Feeling adrift, Liraz upped sticks to become an actress in L.A. Little did she know that the city would open her eyes to another concentration of Iranian émigrés, including many from the Iranian-Jewish community. Whilst starring in major productions such as Fair Game and A Late Quartet, Liraz would find comfort and a sense of belonging in that diaspora. She’d learn much absorbing both the ancient musical traditions and the pop and disco that filled the clubs in a pre-revolutionary, pro-miniskirt Tehran, including such famed Iranian acts as Googoosh and Mahasty – both of which you can hear premating this both sorrowful and vibrant new album Zan

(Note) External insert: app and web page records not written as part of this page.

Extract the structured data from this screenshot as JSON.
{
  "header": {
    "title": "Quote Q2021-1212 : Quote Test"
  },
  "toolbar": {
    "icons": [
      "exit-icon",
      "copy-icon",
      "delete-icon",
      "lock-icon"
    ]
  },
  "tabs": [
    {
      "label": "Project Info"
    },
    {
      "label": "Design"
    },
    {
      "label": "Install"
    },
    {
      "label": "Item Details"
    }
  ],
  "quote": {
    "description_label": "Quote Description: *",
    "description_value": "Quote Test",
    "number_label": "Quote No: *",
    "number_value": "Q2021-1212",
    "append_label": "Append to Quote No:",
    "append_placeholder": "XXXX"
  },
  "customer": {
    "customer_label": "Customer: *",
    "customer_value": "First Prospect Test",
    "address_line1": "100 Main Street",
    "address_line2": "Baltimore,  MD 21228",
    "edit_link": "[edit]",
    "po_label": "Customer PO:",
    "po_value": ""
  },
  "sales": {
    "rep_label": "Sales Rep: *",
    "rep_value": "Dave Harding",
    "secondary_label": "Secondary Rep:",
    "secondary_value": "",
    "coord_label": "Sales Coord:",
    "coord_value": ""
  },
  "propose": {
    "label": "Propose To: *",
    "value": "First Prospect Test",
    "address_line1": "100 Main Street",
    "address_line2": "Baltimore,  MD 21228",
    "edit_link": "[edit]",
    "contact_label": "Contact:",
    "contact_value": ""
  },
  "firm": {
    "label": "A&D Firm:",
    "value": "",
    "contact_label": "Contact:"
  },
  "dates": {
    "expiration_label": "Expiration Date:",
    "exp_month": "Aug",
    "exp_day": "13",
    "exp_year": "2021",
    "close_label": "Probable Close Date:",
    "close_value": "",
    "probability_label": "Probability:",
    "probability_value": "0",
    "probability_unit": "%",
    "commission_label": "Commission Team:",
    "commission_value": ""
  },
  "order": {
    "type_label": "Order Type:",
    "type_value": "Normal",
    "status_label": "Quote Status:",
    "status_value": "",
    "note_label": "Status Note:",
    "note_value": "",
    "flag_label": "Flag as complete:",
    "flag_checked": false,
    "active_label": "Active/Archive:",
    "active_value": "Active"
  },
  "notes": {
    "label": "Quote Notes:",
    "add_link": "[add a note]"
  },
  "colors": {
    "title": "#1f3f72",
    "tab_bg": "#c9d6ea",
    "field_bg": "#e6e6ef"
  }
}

It was much in part down to the courage of the women in this astoundingly large community (so large that L.A. is nicknamed “Tehrangeles”) that emboldened Liraz to take up singing. She would record her debut Persian imbued album Naz in 2018, inspired by those whose only outlet and determination of self-identity and freedom was through music. Two years later and once more ingrained in that atavistic land’s richly woven musical history, she enacts a clandestine connectivity between cultures on the “second chapter”.

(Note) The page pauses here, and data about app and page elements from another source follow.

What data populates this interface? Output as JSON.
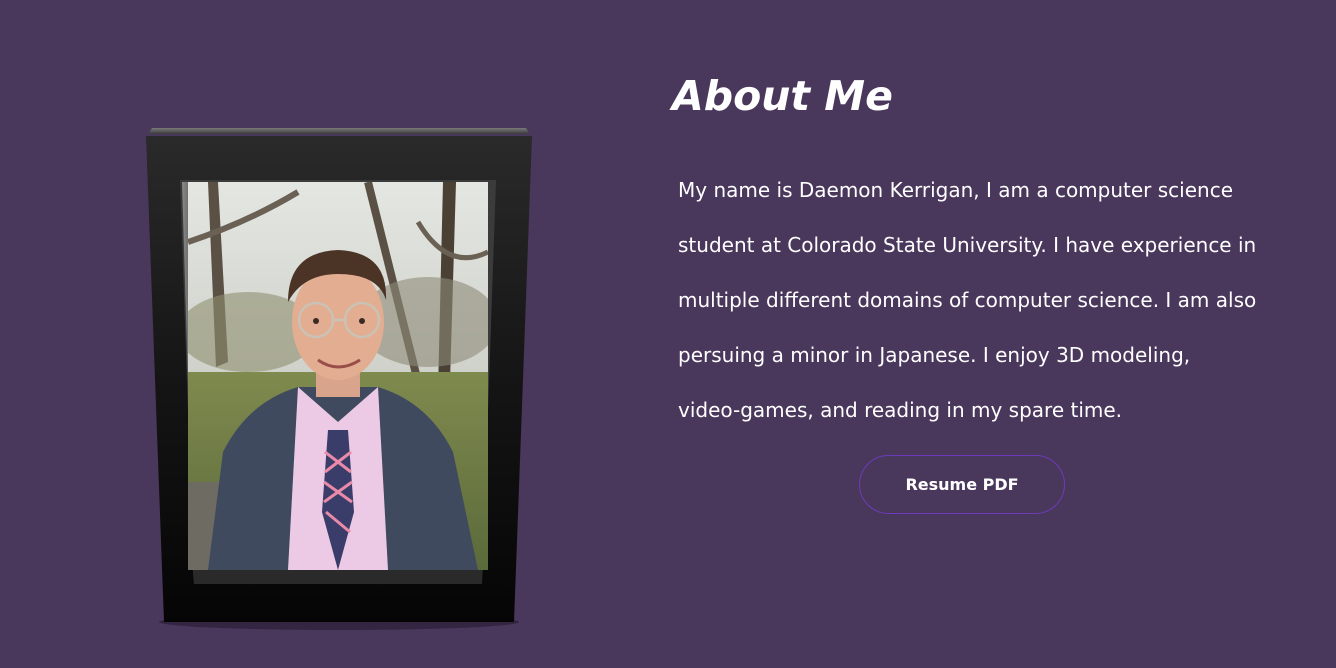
{
  "about": {
    "title": "About Me",
    "paragraph": "My name is Daemon Kerrigan, I am a computer science student at Colorado State University. I have experience in multiple different domains of computer science. I am also persuing a minor in Japanese. I enjoy 3D modeling, video-games, and reading in my spare time.",
    "resume_button_label": "Resume PDF"
  },
  "colors": {
    "background": "#4a375c",
    "frame": "#111111",
    "button_border": "#6d3bb8",
    "text": "#ffffff"
  },
  "icons": {
    "portrait": "portrait-photo"
  }
}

In a similar cinematic imagining of a twanged and vibrato Persian Western, the Zan panorama is full of atmospheric sweeps, sand dune contouring, swirling dervish and Sufi enchantments alongside bouncing electronic-toms, zaps and melodious pop anthems. Synthesized effects converge and melt with a rich tableau of Persian instrumentation; from the “daf” frame drum and “tonbak” hand drum to the spindled lute played “oud”. Fanned, spindly sounds of that region and Liraz’s diaphanous wooed, swooned and deeply felt voice add an extra spell to the electro and disco pop elements. This can sound as varying as an Arabian version of Air, on the aching ballad ‘Sheb Gerye’, or like M.I.A. on the fizzled tapping stripped dance track ‘Nafas’.

Sung beautifully and passionately in the Farsi dialect of that heritage, titles and poetry take on deeper meanings when translated. “Zan” means “women, sing”, and points to a celebration of the female spirit in such trying times, and under such oppression. From the cross-generational lullaby ‘LaLai’, sung by each matriarch in Liraz’s family to their daughters, to the courtly pop of ‘Zan Bezan’, an evocation of that strength and sense of the stoic Iranian heroine is made clear.

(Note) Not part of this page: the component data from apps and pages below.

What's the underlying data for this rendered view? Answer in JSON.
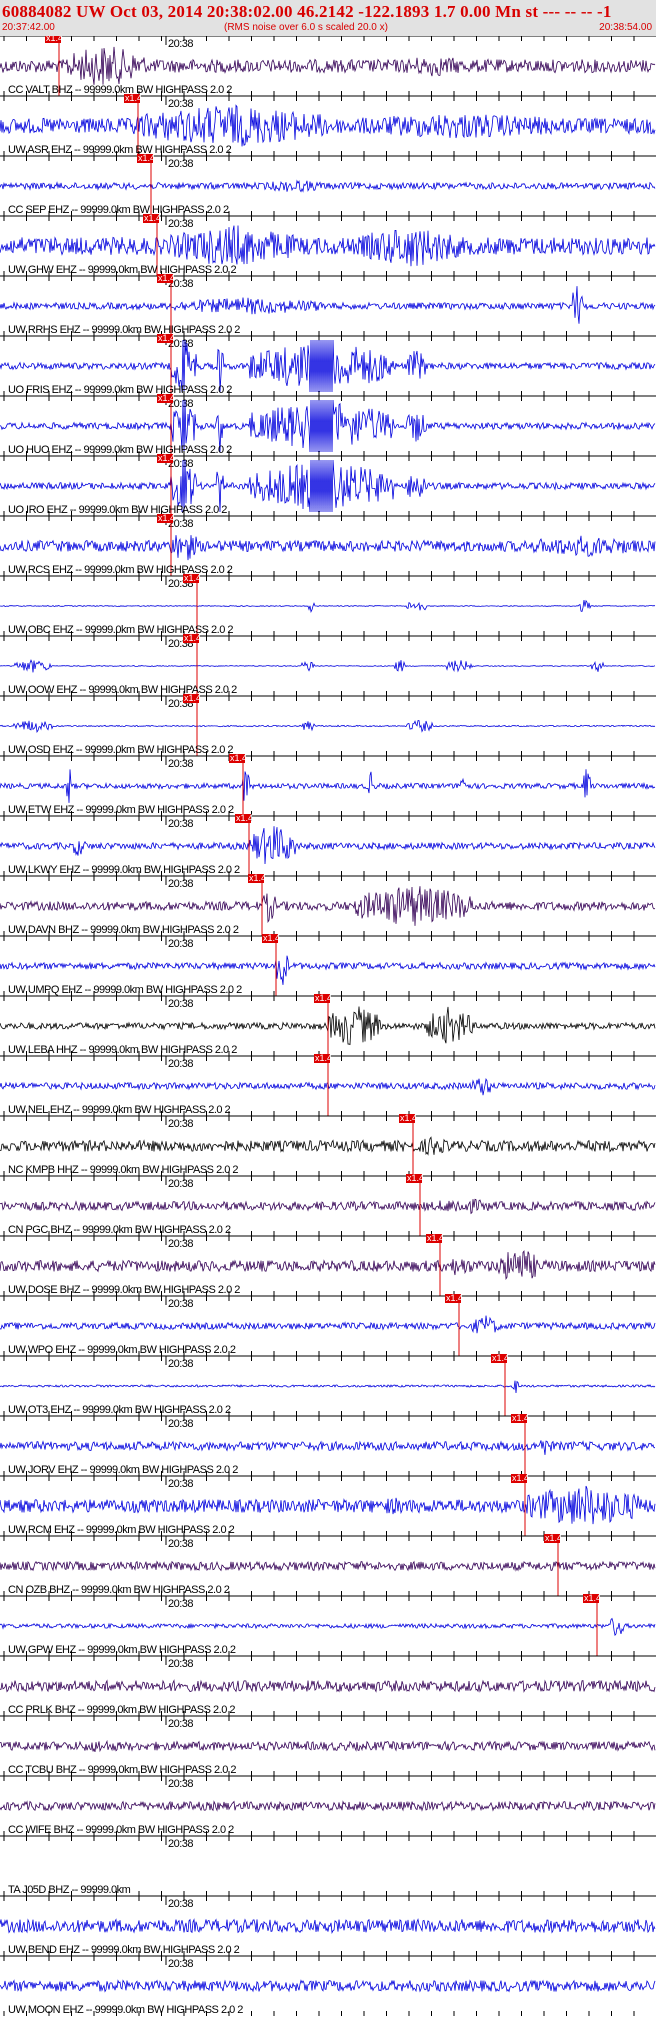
{
  "header": {
    "title": "60884082 UW Oct 03, 2014 20:38:02.00   46.2142 -122.1893  1.7 0.00 Mn st --- -- --  -1",
    "start_time": "20:37:42.00",
    "note": "(RMS noise over 6.0 s scaled 20.0 x)",
    "end_time": "20:38:54.00"
  },
  "minute_label": "20:38",
  "pick_label": "x1.4",
  "colors": {
    "title_red": "#d80000",
    "header_bg": "#e2e2e2",
    "blue_trace": "#0000dd",
    "dark_trace": "#330055",
    "black_trace": "#000000",
    "pick_red": "#dd0000"
  },
  "traces": [
    {
      "label": "CC VALT BHZ -- 99999.0km BW  HIGHPASS  2.0  2",
      "color": "dark",
      "pick": 0.09,
      "bursts": [
        [
          0.1,
          0.22,
          1.0
        ],
        [
          0.6,
          0.72,
          0.5
        ]
      ],
      "amp": 0.3
    },
    {
      "label": "UW ASR EHZ -- 99999.0km BW  HIGHPASS  2.0  2",
      "color": "blue",
      "pick": 0.21,
      "bursts": [
        [
          0.2,
          0.5,
          1.0
        ],
        [
          0.5,
          0.9,
          0.6
        ]
      ],
      "amp": 0.35
    },
    {
      "label": "CC SEP EHZ -- 99999.0km BW  HIGHPASS  2.0  2",
      "color": "blue",
      "pick": 0.23,
      "bursts": [
        [
          0.4,
          0.5,
          0.3
        ]
      ],
      "amp": 0.15
    },
    {
      "label": "UW GHW EHZ -- 99999.0km BW  HIGHPASS  2.0  2",
      "color": "blue",
      "pick": 0.24,
      "bursts": [
        [
          0.26,
          0.45,
          1.0
        ],
        [
          0.55,
          0.7,
          1.0
        ]
      ],
      "amp": 0.4
    },
    {
      "label": "UW RRHS EHZ -- 99999.0km BW  HIGHPASS  2.0  2",
      "color": "blue",
      "pick": 0.26,
      "bursts": [
        [
          0.26,
          0.5,
          0.4
        ],
        [
          0.87,
          0.89,
          1.0
        ]
      ],
      "amp": 0.15
    },
    {
      "label": "UO FRIS EHZ -- 99999.0km BW  HIGHPASS  2.0  2",
      "color": "blue",
      "pick": 0.26,
      "bursts": [
        [
          0.26,
          0.3,
          1.2
        ],
        [
          0.33,
          0.34,
          1.2
        ],
        [
          0.38,
          0.6,
          1.2
        ],
        [
          0.62,
          0.65,
          0.8
        ]
      ],
      "amp": 0.15,
      "saturated": true
    },
    {
      "label": "UO HUO EHZ -- 99999.0km BW  HIGHPASS  2.0  2",
      "color": "blue",
      "pick": 0.26,
      "bursts": [
        [
          0.26,
          0.3,
          1.2
        ],
        [
          0.33,
          0.34,
          1.2
        ],
        [
          0.38,
          0.6,
          1.2
        ],
        [
          0.62,
          0.65,
          0.8
        ]
      ],
      "amp": 0.15,
      "saturated": true
    },
    {
      "label": "UO IRO EHZ -- 99999.0km BW  HIGHPASS  2.0  2",
      "color": "blue",
      "pick": 0.26,
      "bursts": [
        [
          0.26,
          0.3,
          1.2
        ],
        [
          0.33,
          0.34,
          1.2
        ],
        [
          0.38,
          0.6,
          1.2
        ],
        [
          0.62,
          0.65,
          0.8
        ]
      ],
      "amp": 0.15,
      "saturated": true
    },
    {
      "label": "UW RCS EHZ -- 99999.0km BW  HIGHPASS  2.0  2",
      "color": "blue",
      "pick": 0.26,
      "bursts": [
        [
          0.26,
          0.3,
          0.8
        ],
        [
          0.8,
          0.98,
          0.5
        ]
      ],
      "amp": 0.25
    },
    {
      "label": "UW OBC EHZ -- 99999.0km BW  HIGHPASS  2.0  2",
      "color": "blue",
      "pick": 0.3,
      "bursts": [
        [
          0.47,
          0.48,
          0.3
        ],
        [
          0.62,
          0.65,
          0.3
        ],
        [
          0.88,
          0.9,
          0.3
        ]
      ],
      "amp": 0.02
    },
    {
      "label": "UW OOW EHZ -- 99999.0km BW  HIGHPASS  2.0  2",
      "color": "blue",
      "pick": 0.3,
      "bursts": [
        [
          0.02,
          0.08,
          0.3
        ],
        [
          0.46,
          0.48,
          0.3
        ],
        [
          0.6,
          0.62,
          0.3
        ],
        [
          0.68,
          0.72,
          0.3
        ],
        [
          0.9,
          0.92,
          0.3
        ]
      ],
      "amp": 0.02
    },
    {
      "label": "UW OSD EHZ -- 99999.0km BW  HIGHPASS  2.0  2",
      "color": "blue",
      "pick": 0.3,
      "bursts": [
        [
          0.02,
          0.08,
          0.3
        ],
        [
          0.46,
          0.48,
          0.3
        ],
        [
          0.62,
          0.66,
          0.3
        ]
      ],
      "amp": 0.03
    },
    {
      "label": "UW ETW EHZ -- 99999.0km BW  HIGHPASS  2.0  2",
      "color": "blue",
      "pick": 0.37,
      "bursts": [
        [
          0.1,
          0.11,
          1.0
        ],
        [
          0.37,
          0.38,
          1.0
        ],
        [
          0.56,
          0.57,
          1.0
        ],
        [
          0.7,
          0.71,
          1.0
        ],
        [
          0.89,
          0.9,
          1.0
        ]
      ],
      "amp": 0.12
    },
    {
      "label": "UW LKWY EHZ -- 99999.0km BW  HIGHPASS  2.0  2",
      "color": "blue",
      "pick": 0.38,
      "bursts": [
        [
          0.11,
          0.13,
          0.5
        ],
        [
          0.38,
          0.45,
          1.0
        ]
      ],
      "amp": 0.15
    },
    {
      "label": "UW DAVN BHZ -- 99999.0km BW  HIGHPASS  2.0  2",
      "color": "dark",
      "pick": 0.4,
      "bursts": [
        [
          0.4,
          0.42,
          0.8
        ],
        [
          0.54,
          0.72,
          1.0
        ]
      ],
      "amp": 0.2
    },
    {
      "label": "UW UMPQ EHZ -- 99999.0km BW  HIGHPASS  2.0  2",
      "color": "blue",
      "pick": 0.42,
      "bursts": [
        [
          0.42,
          0.44,
          1.0
        ]
      ],
      "amp": 0.15
    },
    {
      "label": "UW LEBA HHZ -- 99999.0km BW  HIGHPASS  2.0  2",
      "color": "black",
      "pick": 0.5,
      "bursts": [
        [
          0.5,
          0.58,
          1.0
        ],
        [
          0.65,
          0.72,
          0.9
        ]
      ],
      "amp": 0.15
    },
    {
      "label": "UW NEL EHZ -- 99999.0km BW  HIGHPASS  2.0  2",
      "color": "blue",
      "pick": 0.5,
      "bursts": [
        [
          0.72,
          0.75,
          0.5
        ]
      ],
      "amp": 0.15
    },
    {
      "label": "NC KMPB HHZ -- 99999.0km BW  HIGHPASS  2.0  2",
      "color": "black",
      "pick": 0.63,
      "bursts": [
        [
          0.64,
          0.68,
          0.5
        ]
      ],
      "amp": 0.25
    },
    {
      "label": "CN PGC BHZ -- 99999.0km BW  HIGHPASS  2.0  2",
      "color": "dark",
      "pick": 0.64,
      "bursts": [
        [
          0.66,
          0.75,
          0.4
        ]
      ],
      "amp": 0.2
    },
    {
      "label": "UW DOSE BHZ -- 99999.0km BW  HIGHPASS  2.0  2",
      "color": "dark",
      "pick": 0.67,
      "bursts": [
        [
          0.68,
          0.72,
          0.5
        ],
        [
          0.76,
          0.82,
          0.9
        ]
      ],
      "amp": 0.25
    },
    {
      "label": "UW WPO EHZ -- 99999.0km BW  HIGHPASS  2.0  2",
      "color": "blue",
      "pick": 0.7,
      "bursts": [
        [
          0.72,
          0.76,
          0.5
        ]
      ],
      "amp": 0.15
    },
    {
      "label": "UW OT3 EHZ -- 99999.0km BW  HIGHPASS  2.0  2",
      "color": "blue",
      "pick": 0.77,
      "bursts": [
        [
          0.78,
          0.79,
          0.4
        ]
      ],
      "amp": 0.05
    },
    {
      "label": "UW JORV EHZ -- 99999.0km BW  HIGHPASS  2.0  2",
      "color": "blue",
      "pick": 0.8,
      "bursts": [
        [
          0.82,
          0.84,
          0.5
        ]
      ],
      "amp": 0.2
    },
    {
      "label": "UW RCM EHZ -- 99999.0km BW  HIGHPASS  2.0  2",
      "color": "blue",
      "pick": 0.8,
      "bursts": [
        [
          0.8,
          0.98,
          1.0
        ],
        [
          0.55,
          0.65,
          0.4
        ]
      ],
      "amp": 0.3
    },
    {
      "label": "CN OZB BHZ -- 99999.0km BW  HIGHPASS  2.0  2",
      "color": "dark",
      "pick": 0.85,
      "bursts": [],
      "amp": 0.2
    },
    {
      "label": "UW GPW EHZ -- 99999.0km BW  HIGHPASS  2.0  2",
      "color": "blue",
      "pick": 0.91,
      "bursts": [
        [
          0.93,
          0.95,
          0.6
        ]
      ],
      "amp": 0.1
    },
    {
      "label": "CC PRLK BHZ -- 99999.0km BW  HIGHPASS  2.0  2",
      "color": "dark",
      "pick": null,
      "bursts": [],
      "amp": 0.25
    },
    {
      "label": "CC TCBU BHZ -- 99999.0km BW  HIGHPASS  2.0  2",
      "color": "dark",
      "pick": null,
      "bursts": [
        [
          0.1,
          0.2,
          0.3
        ]
      ],
      "amp": 0.2
    },
    {
      "label": "CC WIFE BHZ -- 99999.0km BW  HIGHPASS  2.0  2",
      "color": "dark",
      "pick": null,
      "bursts": [],
      "amp": 0.2
    },
    {
      "label": "TA J05D BHZ -- 99999.0km",
      "color": "dark",
      "pick": null,
      "bursts": [],
      "amp": 0.0,
      "dead": true
    },
    {
      "label": "UW BEND EHZ -- 99999.0km BW  HIGHPASS  2.0  2",
      "color": "blue",
      "pick": null,
      "bursts": [],
      "amp": 0.3
    },
    {
      "label": "UW MOON EHZ -- 99999.0km BW  HIGHPASS  2.0  2",
      "color": "blue",
      "pick": null,
      "bursts": [],
      "amp": 0.25
    }
  ]
}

Electronic music with a message, an interesting backstory and methodology, but more than this Zan is a brilliant dreamy Persian disco and billowing pop album that continues a tradition of strong female voices in the face of extreme intolerance. Those nameless Iranian collaborators should be both happy and proud with the results, which do indeed shed a positive light on the country’s rich musical tapestry.

Hi, my name is Dominic Valvona and I’m the Founder of the music/culture blog monolithcocktail.com For the last ten years I’ve featured and supported music, musicians and labels we love across genres from around the world that we think you’ll want to know about. No content on the site is paid for or sponsored and we only feature artists we have genuine respect for /love. If you enjoy our reviews (and we often write long, thoughtful ones), found a new artist you admire or if we have featured you or artists you represent and would like to buy us a coffee at https://ko-fi.com/monolithcocktail to say cheers for spreading the word, then that would be much appreciated.

One Response to “Our Daily Bread 408: Liraz ‘Zan’”

Leave a Reply

Fill in your details below or click an icon to log in:

WordPress.com Logo

You are commenting using your WordPress.com account. Log Out /  Change )

Google photo

You are commenting using your Google account. Log Out /  Change )

Twitter picture

You are commenting using your Twitter account. Log Out /  Change )

Facebook photo

You are commenting using your Facebook account. Log Out /  Change )

Connecting to %s

This site uses Akismet to reduce spam. Learn how your comment data is processed.

%d bloggers like this: